Interface dataset entries
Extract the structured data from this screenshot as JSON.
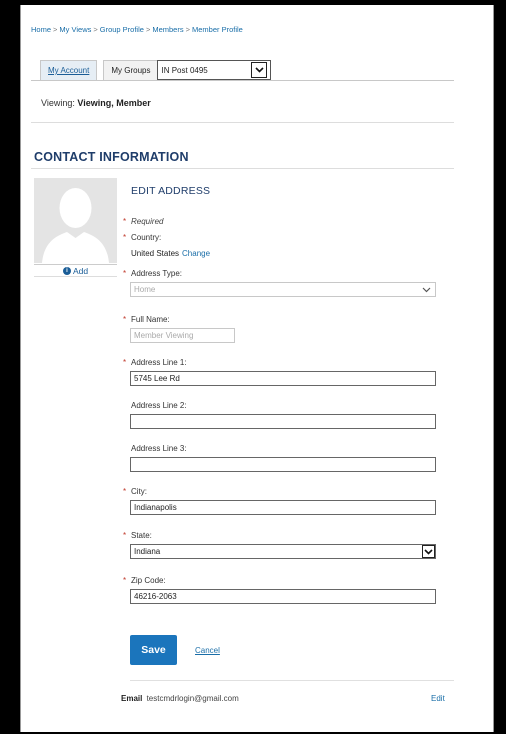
{
  "breadcrumb": [
    "Home",
    "My Views",
    "Group Profile",
    "Members",
    "Member Profile"
  ],
  "breadcrumb_separator": ">",
  "tabs": {
    "my_account": "My Account",
    "my_groups": "My Groups",
    "group_select_value": "IN Post 0495"
  },
  "viewing": {
    "label": "Viewing:",
    "value": "Viewing, Member"
  },
  "section_title": "CONTACT INFORMATION",
  "avatar": {
    "add_label": "Add",
    "info_glyph": "i"
  },
  "form": {
    "title": "EDIT ADDRESS",
    "required_note": "Required",
    "required_marker": "*",
    "country": {
      "label": "Country:",
      "value": "United States",
      "change_label": "Change"
    },
    "address_type": {
      "label": "Address Type:",
      "value": "Home",
      "disabled": true
    },
    "full_name": {
      "label": "Full Name:",
      "value": "Member Viewing",
      "disabled": true
    },
    "address_line_1": {
      "label": "Address Line 1:",
      "value": "5745 Lee Rd"
    },
    "address_line_2": {
      "label": "Address Line 2:",
      "value": ""
    },
    "address_line_3": {
      "label": "Address Line 3:",
      "value": ""
    },
    "city": {
      "label": "City:",
      "value": "Indianapolis"
    },
    "state": {
      "label": "State:",
      "value": "Indiana"
    },
    "zip": {
      "label": "Zip Code:",
      "value": "46216-2063"
    },
    "save_label": "Save",
    "cancel_label": "Cancel"
  },
  "email": {
    "label": "Email",
    "value": "testcmdrlogin@gmail.com",
    "edit_label": "Edit"
  },
  "colors": {
    "accent": "#1b75bc",
    "heading": "#1f3d6a",
    "link": "#1a6ea8",
    "required": "#c0392b"
  }
}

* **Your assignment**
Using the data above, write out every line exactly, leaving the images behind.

* **Result of the task**
Extract the structured data from this screenshot as JSON.
{
  "breadcrumb": [
    "Home",
    "My Views",
    "Group Profile",
    "Members",
    "Member Profile"
  ],
  "breadcrumb_separator": ">",
  "tabs": {
    "my_account": "My Account",
    "my_groups": "My Groups",
    "group_select_value": "IN Post 0495"
  },
  "viewing": {
    "label": "Viewing:",
    "value": "Viewing, Member"
  },
  "section_title": "CONTACT INFORMATION",
  "avatar": {
    "add_label": "Add",
    "info_glyph": "i"
  },
  "form": {
    "title": "EDIT ADDRESS",
    "required_note": "Required",
    "required_marker": "*",
    "country": {
      "label": "Country:",
      "value": "United States",
      "change_label": "Change"
    },
    "address_type": {
      "label": "Address Type:",
      "value": "Home",
      "disabled": true
    },
    "full_name": {
      "label": "Full Name:",
      "value": "Member Viewing",
      "disabled": true
    },
    "address_line_1": {
      "label": "Address Line 1:",
      "value": "5745 Lee Rd"
    },
    "address_line_2": {
      "label": "Address Line 2:",
      "value": ""
    },
    "address_line_3": {
      "label": "Address Line 3:",
      "value": ""
    },
    "city": {
      "label": "City:",
      "value": "Indianapolis"
    },
    "state": {
      "label": "State:",
      "value": "Indiana"
    },
    "zip": {
      "label": "Zip Code:",
      "value": "46216-2063"
    },
    "save_label": "Save",
    "cancel_label": "Cancel"
  },
  "email": {
    "label": "Email",
    "value": "testcmdrlogin@gmail.com",
    "edit_label": "Edit"
  },
  "colors": {
    "accent": "#1b75bc",
    "heading": "#1f3d6a",
    "link": "#1a6ea8",
    "required": "#c0392b"
  }
}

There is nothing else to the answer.